→ **WHAT IS REQUIRED**:
All records need to be reproduced exactly. Keep every word as it is.

→ **EXTRACTED INFORMATION**:
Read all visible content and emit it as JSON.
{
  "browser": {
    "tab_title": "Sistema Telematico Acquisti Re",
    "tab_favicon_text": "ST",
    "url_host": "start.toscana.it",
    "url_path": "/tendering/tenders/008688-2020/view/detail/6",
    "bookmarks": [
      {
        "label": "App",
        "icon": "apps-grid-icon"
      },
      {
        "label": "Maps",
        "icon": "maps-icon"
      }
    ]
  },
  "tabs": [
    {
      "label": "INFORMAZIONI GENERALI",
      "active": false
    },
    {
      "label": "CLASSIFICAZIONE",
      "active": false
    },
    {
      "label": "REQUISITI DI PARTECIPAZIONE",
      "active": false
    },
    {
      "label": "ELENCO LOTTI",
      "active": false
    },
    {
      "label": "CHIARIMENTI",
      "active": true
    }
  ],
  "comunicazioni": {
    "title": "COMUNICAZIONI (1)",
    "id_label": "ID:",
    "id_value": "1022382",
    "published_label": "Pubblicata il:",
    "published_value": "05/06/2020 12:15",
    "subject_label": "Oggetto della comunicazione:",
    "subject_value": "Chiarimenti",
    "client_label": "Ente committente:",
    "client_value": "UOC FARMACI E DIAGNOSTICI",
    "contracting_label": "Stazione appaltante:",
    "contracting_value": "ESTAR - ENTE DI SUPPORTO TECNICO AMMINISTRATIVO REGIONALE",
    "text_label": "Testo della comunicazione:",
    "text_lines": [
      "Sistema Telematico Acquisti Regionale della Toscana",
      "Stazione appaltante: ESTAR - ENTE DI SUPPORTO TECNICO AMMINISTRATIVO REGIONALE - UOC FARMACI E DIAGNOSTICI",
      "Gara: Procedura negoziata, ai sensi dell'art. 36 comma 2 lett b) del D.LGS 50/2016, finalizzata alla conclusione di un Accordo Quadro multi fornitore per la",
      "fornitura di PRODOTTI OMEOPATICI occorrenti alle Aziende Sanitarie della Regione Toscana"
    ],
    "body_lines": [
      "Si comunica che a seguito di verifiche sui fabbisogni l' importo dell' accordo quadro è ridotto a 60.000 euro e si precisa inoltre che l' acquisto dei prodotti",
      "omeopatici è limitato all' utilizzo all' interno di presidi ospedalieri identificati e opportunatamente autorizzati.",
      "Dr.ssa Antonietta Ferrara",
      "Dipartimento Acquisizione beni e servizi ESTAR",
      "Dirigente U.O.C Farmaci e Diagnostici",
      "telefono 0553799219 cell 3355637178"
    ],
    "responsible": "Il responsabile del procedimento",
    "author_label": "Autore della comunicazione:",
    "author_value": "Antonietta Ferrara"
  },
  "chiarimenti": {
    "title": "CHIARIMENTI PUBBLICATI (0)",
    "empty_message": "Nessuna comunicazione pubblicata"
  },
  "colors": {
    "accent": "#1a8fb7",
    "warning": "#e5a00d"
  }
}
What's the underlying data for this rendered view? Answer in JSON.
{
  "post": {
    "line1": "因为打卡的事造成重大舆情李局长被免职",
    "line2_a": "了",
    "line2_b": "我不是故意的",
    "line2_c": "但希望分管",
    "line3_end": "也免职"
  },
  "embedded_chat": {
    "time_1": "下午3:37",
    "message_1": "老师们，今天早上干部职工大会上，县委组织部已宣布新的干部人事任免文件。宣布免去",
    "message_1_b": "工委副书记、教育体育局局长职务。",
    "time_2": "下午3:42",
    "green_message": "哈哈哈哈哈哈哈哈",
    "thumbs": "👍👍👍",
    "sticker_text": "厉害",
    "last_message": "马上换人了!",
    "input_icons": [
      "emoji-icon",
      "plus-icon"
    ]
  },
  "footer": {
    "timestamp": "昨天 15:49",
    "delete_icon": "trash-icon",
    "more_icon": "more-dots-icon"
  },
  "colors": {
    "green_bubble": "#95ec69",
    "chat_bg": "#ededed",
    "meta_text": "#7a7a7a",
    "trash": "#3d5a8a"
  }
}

→ **SOLUTION TO THE EXERCISE**:
Read all visible content and emit it as JSON.
{
  "browser": {
    "tab_title": "Sistema Telematico Acquisti Re",
    "tab_favicon_text": "ST",
    "url_host": "start.toscana.it",
    "url_path": "/tendering/tenders/008688-2020/view/detail/6",
    "bookmarks": [
      {
        "label": "App",
        "icon": "apps-grid-icon"
      },
      {
        "label": "Maps",
        "icon": "maps-icon"
      }
    ]
  },
  "tabs": [
    {
      "label": "INFORMAZIONI GENERALI",
      "active": false
    },
    {
      "label": "CLASSIFICAZIONE",
      "active": false
    },
    {
      "label": "REQUISITI DI PARTECIPAZIONE",
      "active": false
    },
    {
      "label": "ELENCO LOTTI",
      "active": false
    },
    {
      "label": "CHIARIMENTI",
      "active": true
    }
  ],
  "comunicazioni": {
    "title": "COMUNICAZIONI (1)",
    "id_label": "ID:",
    "id_value": "1022382",
    "published_label": "Pubblicata il:",
    "published_value": "05/06/2020 12:15",
    "subject_label": "Oggetto della comunicazione:",
    "subject_value": "Chiarimenti",
    "client_label": "Ente committente:",
    "client_value": "UOC FARMACI E DIAGNOSTICI",
    "contracting_label": "Stazione appaltante:",
    "contracting_value": "ESTAR - ENTE DI SUPPORTO TECNICO AMMINISTRATIVO REGIONALE",
    "text_label": "Testo della comunicazione:",
    "text_lines": [
      "Sistema Telematico Acquisti Regionale della Toscana",
      "Stazione appaltante: ESTAR - ENTE DI SUPPORTO TECNICO AMMINISTRATIVO REGIONALE - UOC FARMACI E DIAGNOSTICI",
      "Gara: Procedura negoziata, ai sensi dell'art. 36 comma 2 lett b) del D.LGS 50/2016, finalizzata alla conclusione di un Accordo Quadro multi fornitore per la",
      "fornitura di PRODOTTI OMEOPATICI occorrenti alle Aziende Sanitarie della Regione Toscana"
    ],
    "body_lines": [
      "Si comunica che a seguito di verifiche sui fabbisogni l' importo dell' accordo quadro è ridotto a 60.000 euro e si precisa inoltre che l' acquisto dei prodotti",
      "omeopatici è limitato all' utilizzo all' interno di presidi ospedalieri identificati e opportunatamente autorizzati.",
      "Dr.ssa Antonietta Ferrara",
      "Dipartimento Acquisizione beni e servizi ESTAR",
      "Dirigente U.O.C Farmaci e Diagnostici",
      "telefono 0553799219 cell 3355637178"
    ],
    "responsible": "Il responsabile del procedimento",
    "author_label": "Autore della comunicazione:",
    "author_value": "Antonietta Ferrara"
  },
  "chiarimenti": {
    "title": "CHIARIMENTI PUBBLICATI (0)",
    "empty_message": "Nessuna comunicazione pubblicata"
  },
  "colors": {
    "accent": "#1a8fb7",
    "warning": "#e5a00d"
  }
}
What's the underlying data for this rendered view? Answer in JSON.
{
  "post": {
    "line1": "因为打卡的事造成重大舆情李局长被免职",
    "line2_a": "了",
    "line2_b": "我不是故意的",
    "line2_c": "但希望分管",
    "line3_end": "也免职"
  },
  "embedded_chat": {
    "time_1": "下午3:37",
    "message_1": "老师们，今天早上干部职工大会上，县委组织部已宣布新的干部人事任免文件。宣布免去",
    "message_1_b": "工委副书记、教育体育局局长职务。",
    "time_2": "下午3:42",
    "green_message": "哈哈哈哈哈哈哈哈",
    "thumbs": "👍👍👍",
    "sticker_text": "厉害",
    "last_message": "马上换人了!",
    "input_icons": [
      "emoji-icon",
      "plus-icon"
    ]
  },
  "footer": {
    "timestamp": "昨天 15:49",
    "delete_icon": "trash-icon",
    "more_icon": "more-dots-icon"
  },
  "colors": {
    "green_bubble": "#95ec69",
    "chat_bg": "#ededed",
    "meta_text": "#7a7a7a",
    "trash": "#3d5a8a"
  }
}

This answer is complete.